Recorded data:
------------------------------
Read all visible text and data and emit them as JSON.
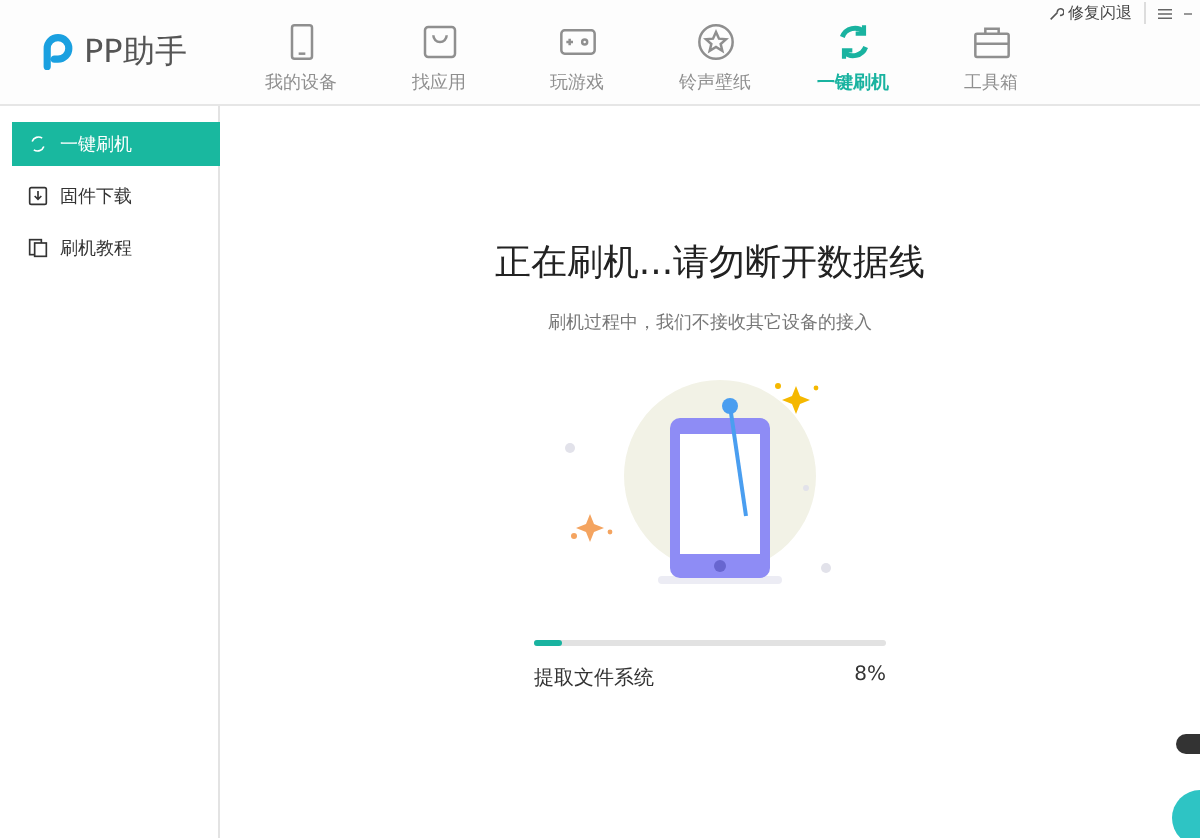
{
  "app": {
    "logo_text": "PP助手"
  },
  "top_links": [
    {
      "label": "修复闪退"
    }
  ],
  "nav_tabs": [
    {
      "label": "我的设备",
      "kind": "phone",
      "selected": false
    },
    {
      "label": "找应用",
      "kind": "bag",
      "selected": false
    },
    {
      "label": "玩游戏",
      "kind": "game",
      "selected": false
    },
    {
      "label": "铃声壁纸",
      "kind": "star",
      "selected": false
    },
    {
      "label": "一键刷机",
      "kind": "refresh",
      "selected": true
    },
    {
      "label": "工具箱",
      "kind": "toolbox",
      "selected": false
    }
  ],
  "sidebar": {
    "items": [
      {
        "label": "一键刷机",
        "kind": "refresh",
        "selected": true
      },
      {
        "label": "固件下载",
        "kind": "download",
        "selected": false
      },
      {
        "label": "刷机教程",
        "kind": "doc",
        "selected": false
      }
    ]
  },
  "main": {
    "title": "正在刷机...请勿断开数据线",
    "subtitle": "刷机过程中，我们不接收其它设备的接入",
    "progress": {
      "level": 0.08,
      "step": "提取文件系统",
      "percent": "8%"
    }
  }
}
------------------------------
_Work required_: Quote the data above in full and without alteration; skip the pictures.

_Problem solution_:
Read all visible text and data and emit them as JSON.
{
  "app": {
    "logo_text": "PP助手"
  },
  "top_links": [
    {
      "label": "修复闪退"
    }
  ],
  "nav_tabs": [
    {
      "label": "我的设备",
      "kind": "phone",
      "selected": false
    },
    {
      "label": "找应用",
      "kind": "bag",
      "selected": false
    },
    {
      "label": "玩游戏",
      "kind": "game",
      "selected": false
    },
    {
      "label": "铃声壁纸",
      "kind": "star",
      "selected": false
    },
    {
      "label": "一键刷机",
      "kind": "refresh",
      "selected": true
    },
    {
      "label": "工具箱",
      "kind": "toolbox",
      "selected": false
    }
  ],
  "sidebar": {
    "items": [
      {
        "label": "一键刷机",
        "kind": "refresh",
        "selected": true
      },
      {
        "label": "固件下载",
        "kind": "download",
        "selected": false
      },
      {
        "label": "刷机教程",
        "kind": "doc",
        "selected": false
      }
    ]
  },
  "main": {
    "title": "正在刷机...请勿断开数据线",
    "subtitle": "刷机过程中，我们不接收其它设备的接入",
    "progress": {
      "level": 0.08,
      "step": "提取文件系统",
      "percent": "8%"
    }
  }
}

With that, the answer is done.